--- Records for the task ---
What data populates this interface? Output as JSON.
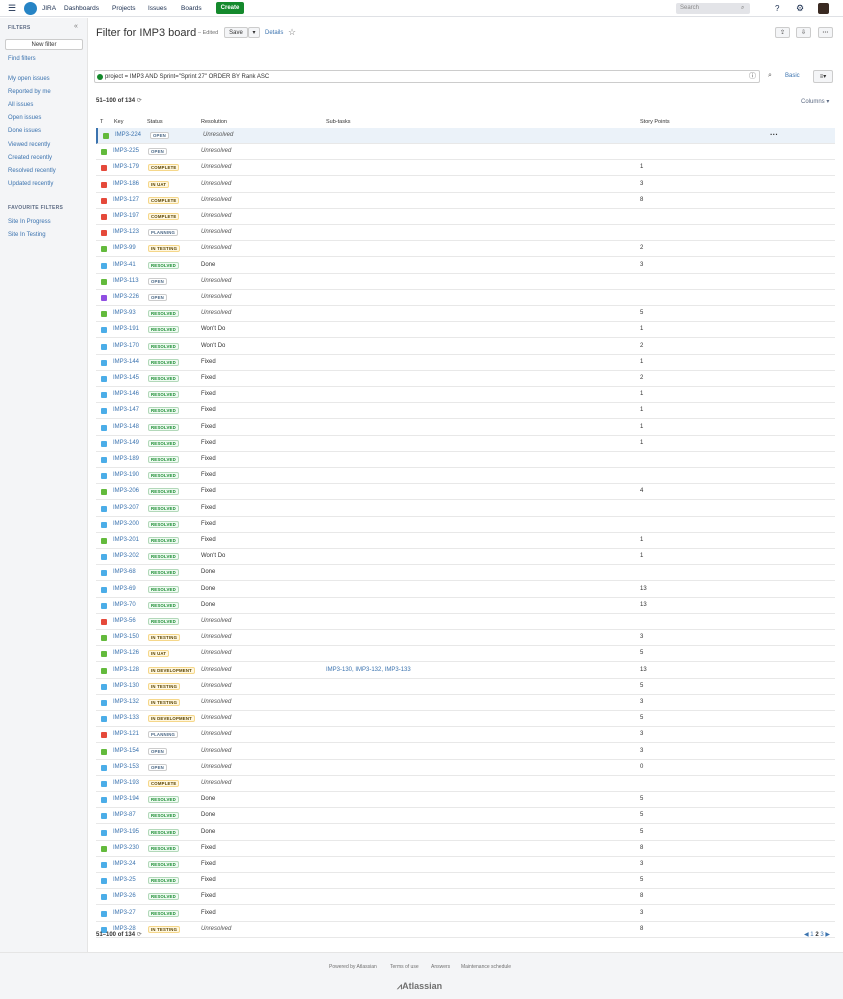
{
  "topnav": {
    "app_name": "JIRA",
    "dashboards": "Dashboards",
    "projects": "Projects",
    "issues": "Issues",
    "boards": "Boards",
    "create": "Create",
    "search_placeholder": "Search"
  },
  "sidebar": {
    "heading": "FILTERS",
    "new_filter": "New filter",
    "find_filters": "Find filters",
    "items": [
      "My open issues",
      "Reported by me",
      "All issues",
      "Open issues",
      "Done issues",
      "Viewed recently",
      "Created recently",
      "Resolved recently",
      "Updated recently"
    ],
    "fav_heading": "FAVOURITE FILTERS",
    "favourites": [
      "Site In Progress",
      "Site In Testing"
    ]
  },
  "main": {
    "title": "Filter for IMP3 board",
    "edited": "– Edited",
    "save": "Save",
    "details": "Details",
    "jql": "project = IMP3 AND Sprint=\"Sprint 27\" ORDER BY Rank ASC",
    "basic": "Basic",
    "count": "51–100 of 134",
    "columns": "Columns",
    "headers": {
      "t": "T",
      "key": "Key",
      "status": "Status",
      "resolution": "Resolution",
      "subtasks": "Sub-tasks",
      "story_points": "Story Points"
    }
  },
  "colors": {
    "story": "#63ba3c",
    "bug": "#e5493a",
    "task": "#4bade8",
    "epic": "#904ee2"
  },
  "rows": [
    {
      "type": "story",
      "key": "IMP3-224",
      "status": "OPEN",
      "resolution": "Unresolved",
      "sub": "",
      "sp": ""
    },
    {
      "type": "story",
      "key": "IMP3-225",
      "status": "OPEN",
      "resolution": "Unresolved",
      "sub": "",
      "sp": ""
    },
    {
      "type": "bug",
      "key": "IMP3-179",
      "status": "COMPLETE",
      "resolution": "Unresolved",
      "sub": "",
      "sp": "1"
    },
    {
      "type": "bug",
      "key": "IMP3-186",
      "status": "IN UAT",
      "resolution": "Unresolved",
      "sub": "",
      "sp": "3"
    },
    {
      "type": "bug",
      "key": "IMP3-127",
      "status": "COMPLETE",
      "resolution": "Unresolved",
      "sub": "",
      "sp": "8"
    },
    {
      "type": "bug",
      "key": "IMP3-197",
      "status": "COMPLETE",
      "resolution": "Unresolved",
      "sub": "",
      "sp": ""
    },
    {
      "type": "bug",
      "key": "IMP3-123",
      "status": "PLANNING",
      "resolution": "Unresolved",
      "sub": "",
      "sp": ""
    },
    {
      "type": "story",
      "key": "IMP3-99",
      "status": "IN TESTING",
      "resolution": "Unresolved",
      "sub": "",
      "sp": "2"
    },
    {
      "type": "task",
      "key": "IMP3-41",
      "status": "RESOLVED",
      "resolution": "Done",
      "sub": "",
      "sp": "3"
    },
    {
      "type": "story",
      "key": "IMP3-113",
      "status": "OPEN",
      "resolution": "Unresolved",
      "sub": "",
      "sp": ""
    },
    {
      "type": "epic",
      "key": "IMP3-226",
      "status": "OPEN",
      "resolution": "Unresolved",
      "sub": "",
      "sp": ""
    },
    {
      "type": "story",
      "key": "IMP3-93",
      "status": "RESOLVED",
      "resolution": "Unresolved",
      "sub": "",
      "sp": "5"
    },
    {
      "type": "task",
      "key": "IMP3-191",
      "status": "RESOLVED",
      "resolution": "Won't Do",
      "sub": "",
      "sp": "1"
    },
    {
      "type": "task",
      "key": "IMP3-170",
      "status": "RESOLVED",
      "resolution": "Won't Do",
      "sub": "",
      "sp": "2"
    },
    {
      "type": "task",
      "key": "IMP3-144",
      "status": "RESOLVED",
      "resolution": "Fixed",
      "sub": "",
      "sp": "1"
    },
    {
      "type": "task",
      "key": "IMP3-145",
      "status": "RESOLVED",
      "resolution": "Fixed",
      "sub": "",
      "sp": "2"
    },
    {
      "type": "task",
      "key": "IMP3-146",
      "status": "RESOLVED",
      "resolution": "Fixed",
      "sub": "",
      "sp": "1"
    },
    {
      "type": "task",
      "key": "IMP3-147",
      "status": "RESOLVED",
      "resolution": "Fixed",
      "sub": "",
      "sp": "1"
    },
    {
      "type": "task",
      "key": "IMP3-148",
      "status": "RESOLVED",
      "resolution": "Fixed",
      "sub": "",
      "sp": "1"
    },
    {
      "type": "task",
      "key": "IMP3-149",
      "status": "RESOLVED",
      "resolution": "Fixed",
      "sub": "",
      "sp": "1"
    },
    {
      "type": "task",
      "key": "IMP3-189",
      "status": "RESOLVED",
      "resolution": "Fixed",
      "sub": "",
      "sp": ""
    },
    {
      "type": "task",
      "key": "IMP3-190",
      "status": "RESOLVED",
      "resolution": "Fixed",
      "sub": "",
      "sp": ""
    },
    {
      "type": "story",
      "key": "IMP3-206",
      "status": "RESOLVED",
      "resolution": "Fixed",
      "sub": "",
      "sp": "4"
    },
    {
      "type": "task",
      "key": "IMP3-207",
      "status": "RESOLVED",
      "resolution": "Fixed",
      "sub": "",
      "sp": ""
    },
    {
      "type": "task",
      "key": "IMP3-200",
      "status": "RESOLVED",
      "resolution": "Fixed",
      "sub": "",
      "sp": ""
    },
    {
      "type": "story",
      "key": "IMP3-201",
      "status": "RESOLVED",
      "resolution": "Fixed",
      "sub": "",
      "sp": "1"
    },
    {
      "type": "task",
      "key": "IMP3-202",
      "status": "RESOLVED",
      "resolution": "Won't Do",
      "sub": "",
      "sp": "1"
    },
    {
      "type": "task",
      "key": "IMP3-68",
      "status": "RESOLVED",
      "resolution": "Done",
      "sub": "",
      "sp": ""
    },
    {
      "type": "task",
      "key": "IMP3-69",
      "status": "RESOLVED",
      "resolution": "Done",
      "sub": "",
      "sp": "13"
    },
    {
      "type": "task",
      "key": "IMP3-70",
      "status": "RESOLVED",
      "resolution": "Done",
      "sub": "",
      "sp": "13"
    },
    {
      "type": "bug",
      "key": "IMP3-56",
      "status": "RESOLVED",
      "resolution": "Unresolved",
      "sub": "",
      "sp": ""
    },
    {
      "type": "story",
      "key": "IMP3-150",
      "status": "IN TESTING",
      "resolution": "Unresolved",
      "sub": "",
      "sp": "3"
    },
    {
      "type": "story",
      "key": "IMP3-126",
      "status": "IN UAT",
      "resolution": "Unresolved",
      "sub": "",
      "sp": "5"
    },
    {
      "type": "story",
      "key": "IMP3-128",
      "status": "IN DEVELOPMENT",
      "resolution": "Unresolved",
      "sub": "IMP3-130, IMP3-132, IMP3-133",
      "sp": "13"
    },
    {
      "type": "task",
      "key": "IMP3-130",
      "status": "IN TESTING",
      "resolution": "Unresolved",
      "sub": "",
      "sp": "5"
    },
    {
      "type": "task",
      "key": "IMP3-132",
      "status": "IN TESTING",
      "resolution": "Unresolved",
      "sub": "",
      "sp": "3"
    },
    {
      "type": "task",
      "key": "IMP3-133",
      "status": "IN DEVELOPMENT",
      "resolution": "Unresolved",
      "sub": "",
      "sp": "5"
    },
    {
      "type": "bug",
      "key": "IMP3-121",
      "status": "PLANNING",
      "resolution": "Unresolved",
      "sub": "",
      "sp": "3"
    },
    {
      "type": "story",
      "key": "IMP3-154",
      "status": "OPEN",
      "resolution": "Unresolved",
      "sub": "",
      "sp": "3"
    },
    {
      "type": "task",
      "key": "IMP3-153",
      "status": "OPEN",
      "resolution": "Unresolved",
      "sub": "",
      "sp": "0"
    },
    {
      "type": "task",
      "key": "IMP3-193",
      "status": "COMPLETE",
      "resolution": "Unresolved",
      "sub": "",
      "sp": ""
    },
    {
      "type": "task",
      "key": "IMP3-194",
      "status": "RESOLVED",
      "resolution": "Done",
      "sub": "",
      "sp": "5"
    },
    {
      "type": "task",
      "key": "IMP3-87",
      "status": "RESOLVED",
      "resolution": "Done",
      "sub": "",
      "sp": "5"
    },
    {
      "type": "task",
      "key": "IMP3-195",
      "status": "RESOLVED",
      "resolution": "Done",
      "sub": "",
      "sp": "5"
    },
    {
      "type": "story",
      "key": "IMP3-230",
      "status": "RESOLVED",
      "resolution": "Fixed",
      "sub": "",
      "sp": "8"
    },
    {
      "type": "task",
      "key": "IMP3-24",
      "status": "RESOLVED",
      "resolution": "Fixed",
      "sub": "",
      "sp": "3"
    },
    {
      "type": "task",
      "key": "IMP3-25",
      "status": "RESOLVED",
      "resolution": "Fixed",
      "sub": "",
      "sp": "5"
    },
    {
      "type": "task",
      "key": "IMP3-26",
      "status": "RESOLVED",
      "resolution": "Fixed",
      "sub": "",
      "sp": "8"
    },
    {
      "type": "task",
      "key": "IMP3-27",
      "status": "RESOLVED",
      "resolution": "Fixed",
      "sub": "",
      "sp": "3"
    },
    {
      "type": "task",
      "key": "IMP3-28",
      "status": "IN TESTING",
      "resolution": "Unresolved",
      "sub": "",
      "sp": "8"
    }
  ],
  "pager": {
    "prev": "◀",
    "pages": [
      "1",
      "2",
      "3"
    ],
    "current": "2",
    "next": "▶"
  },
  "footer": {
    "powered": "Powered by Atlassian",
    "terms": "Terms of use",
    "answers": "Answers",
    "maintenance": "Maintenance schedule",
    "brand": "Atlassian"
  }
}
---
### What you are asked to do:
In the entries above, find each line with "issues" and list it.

### Exercise solution:
    "issues": "Issues",
      "My open issues",
      "All issues",
      "Open issues",
      "Done issues",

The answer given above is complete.